Items from an interface collection
=== Section Start ===

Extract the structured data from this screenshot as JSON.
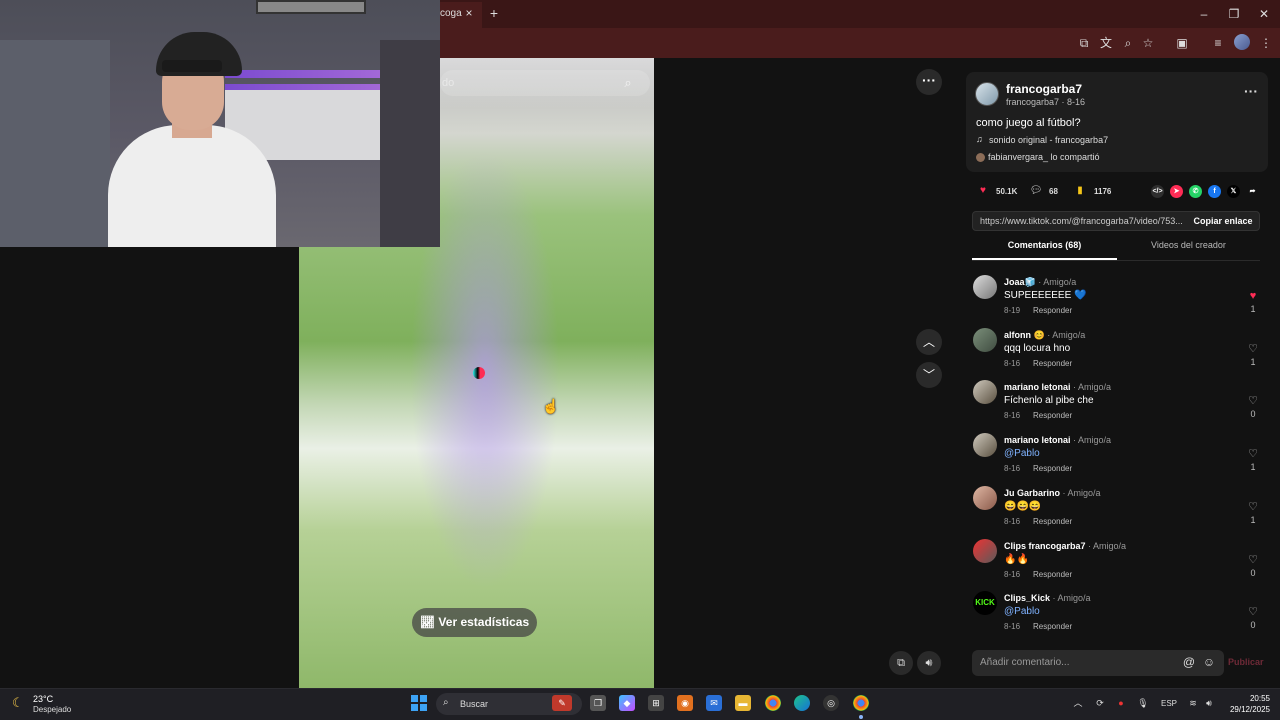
{
  "browser": {
    "tab_title": "coga",
    "tab_close_icon": "×",
    "new_tab_icon": "+",
    "window_controls": [
      "–",
      "❐",
      "✕"
    ]
  },
  "video": {
    "search_placeholder": "do",
    "stats_button_label": "Ver estadísticas"
  },
  "post": {
    "username": "francogarba7",
    "subline": "francogarba7 · 8-16",
    "caption": "como juego al fútbol?",
    "music": "sonido original - francogarba7",
    "shared_by": "fabianvergara_ lo compartió",
    "likes": "50.1K",
    "comments_count": "68",
    "saves": "1176",
    "link": "https://www.tiktok.com/@francogarba7/video/753...",
    "copy_link_label": "Copiar enlace",
    "tab_comments": "Comentarios (68)",
    "tab_creator": "Videos del creador"
  },
  "comments": [
    {
      "user": "Joaa🧊",
      "tag": " · Amigo/a",
      "text": "SUPEEEEEEE 💙",
      "date": "8-19",
      "reply": "Responder",
      "likes": "1",
      "liked": true
    },
    {
      "user": "alfonn 😊",
      "tag": " · Amigo/a",
      "text": "qqq locura hno",
      "date": "8-16",
      "reply": "Responder",
      "likes": "1",
      "liked": false
    },
    {
      "user": "mariano letonai",
      "tag": " · Amigo/a",
      "text": "Fíchenlo al pibe che",
      "date": "8-16",
      "reply": "Responder",
      "likes": "0",
      "liked": false
    },
    {
      "user": "mariano letonai",
      "tag": " · Amigo/a",
      "text": "@Pablo",
      "date": "8-16",
      "reply": "Responder",
      "likes": "1",
      "liked": false,
      "mention": true
    },
    {
      "user": "Ju Garbarino",
      "tag": " · Amigo/a",
      "text": "😄😄😄",
      "date": "8-16",
      "reply": "Responder",
      "likes": "1",
      "liked": false
    },
    {
      "user": "Clips francogarba7",
      "tag": " · Amigo/a",
      "text": "🔥🔥",
      "date": "8-16",
      "reply": "Responder",
      "likes": "0",
      "liked": false
    },
    {
      "user": "Clips_Kick",
      "tag": " · Amigo/a",
      "text": "@Pablo",
      "date": "8-16",
      "reply": "Responder",
      "likes": "0",
      "liked": false,
      "mention": true
    }
  ],
  "comment_box": {
    "placeholder": "Añadir comentario...",
    "post_label": "Publicar"
  },
  "taskbar": {
    "temp": "23°C",
    "weather": "Despejado",
    "search_label": "Buscar",
    "lang": "ESP",
    "time": "20:55",
    "date": "29/12/2025"
  },
  "colors": {
    "accent": "#fe2c55",
    "mention": "#7fb2ff",
    "chrome_bg": "#4a1c1c"
  }
}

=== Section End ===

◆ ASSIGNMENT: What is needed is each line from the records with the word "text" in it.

◆ EXPECTED OUTPUT:
      "text": "SUPEEEEEEE 💙",
      "text": "qqq locura hno",
      "text": "Fíchenlo al pibe che",
      "text": "@Pablo",
      "text": "😄😄😄",
      "text": "🔥🔥",
      "text": "@Pablo",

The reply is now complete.